> **ASSIGNMENT**:
Repeat the whole listing exactly as written.
○ ○ ○ ○ ○
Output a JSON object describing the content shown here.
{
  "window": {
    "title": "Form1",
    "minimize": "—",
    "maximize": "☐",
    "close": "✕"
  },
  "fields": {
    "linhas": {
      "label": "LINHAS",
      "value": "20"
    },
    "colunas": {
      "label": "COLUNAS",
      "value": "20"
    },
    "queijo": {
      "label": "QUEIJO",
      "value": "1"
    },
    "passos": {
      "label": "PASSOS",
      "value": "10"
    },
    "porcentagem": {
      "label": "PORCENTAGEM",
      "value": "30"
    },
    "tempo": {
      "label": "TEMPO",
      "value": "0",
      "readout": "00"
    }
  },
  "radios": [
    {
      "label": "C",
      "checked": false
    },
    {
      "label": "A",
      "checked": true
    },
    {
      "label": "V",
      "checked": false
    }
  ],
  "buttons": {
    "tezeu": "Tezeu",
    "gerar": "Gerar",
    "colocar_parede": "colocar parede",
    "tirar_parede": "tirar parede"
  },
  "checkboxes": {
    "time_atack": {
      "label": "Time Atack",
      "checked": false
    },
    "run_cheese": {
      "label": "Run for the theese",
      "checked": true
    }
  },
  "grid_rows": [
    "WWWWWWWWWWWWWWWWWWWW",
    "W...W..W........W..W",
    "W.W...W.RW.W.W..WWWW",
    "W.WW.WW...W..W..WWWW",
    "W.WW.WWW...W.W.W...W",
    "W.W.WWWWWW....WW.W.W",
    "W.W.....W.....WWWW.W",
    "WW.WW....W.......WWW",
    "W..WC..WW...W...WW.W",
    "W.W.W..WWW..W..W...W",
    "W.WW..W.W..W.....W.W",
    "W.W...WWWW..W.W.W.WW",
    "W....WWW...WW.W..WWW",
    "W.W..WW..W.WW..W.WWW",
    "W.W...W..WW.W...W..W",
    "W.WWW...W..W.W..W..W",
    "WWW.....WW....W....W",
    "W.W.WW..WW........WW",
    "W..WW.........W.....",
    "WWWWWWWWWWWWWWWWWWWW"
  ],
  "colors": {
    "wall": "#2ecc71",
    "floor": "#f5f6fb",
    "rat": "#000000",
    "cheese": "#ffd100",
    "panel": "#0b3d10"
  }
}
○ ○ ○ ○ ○
> **WRITTEN SOLUTION**:
Output a JSON object describing the content shown here.
{
  "window": {
    "title": "Form1",
    "minimize": "—",
    "maximize": "☐",
    "close": "✕"
  },
  "fields": {
    "linhas": {
      "label": "LINHAS",
      "value": "20"
    },
    "colunas": {
      "label": "COLUNAS",
      "value": "20"
    },
    "queijo": {
      "label": "QUEIJO",
      "value": "1"
    },
    "passos": {
      "label": "PASSOS",
      "value": "10"
    },
    "porcentagem": {
      "label": "PORCENTAGEM",
      "value": "30"
    },
    "tempo": {
      "label": "TEMPO",
      "value": "0",
      "readout": "00"
    }
  },
  "radios": [
    {
      "label": "C",
      "checked": false
    },
    {
      "label": "A",
      "checked": true
    },
    {
      "label": "V",
      "checked": false
    }
  ],
  "buttons": {
    "tezeu": "Tezeu",
    "gerar": "Gerar",
    "colocar_parede": "colocar parede",
    "tirar_parede": "tirar parede"
  },
  "checkboxes": {
    "time_atack": {
      "label": "Time Atack",
      "checked": false
    },
    "run_cheese": {
      "label": "Run for the theese",
      "checked": true
    }
  },
  "grid_rows": [
    "WWWWWWWWWWWWWWWWWWWW",
    "W...W..W........W..W",
    "W.W...W.RW.W.W..WWWW",
    "W.WW.WW...W..W..WWWW",
    "W.WW.WWW...W.W.W...W",
    "W.W.WWWWWW....WW.W.W",
    "W.W.....W.....WWWW.W",
    "WW.WW....W.......WWW",
    "W..WC..WW...W...WW.W",
    "W.W.W..WWW..W..W...W",
    "W.WW..W.W..W.....W.W",
    "W.W...WWWW..W.W.W.WW",
    "W....WWW...WW.W..WWW",
    "W.W..WW..W.WW..W.WWW",
    "W.W...W..WW.W...W..W",
    "W.WWW...W..W.W..W..W",
    "WWW.....WW....W....W",
    "W.W.WW..WW........WW",
    "W..WW.........W.....",
    "WWWWWWWWWWWWWWWWWWWW"
  ],
  "colors": {
    "wall": "#2ecc71",
    "floor": "#f5f6fb",
    "rat": "#000000",
    "cheese": "#ffd100",
    "panel": "#0b3d10"
  }
}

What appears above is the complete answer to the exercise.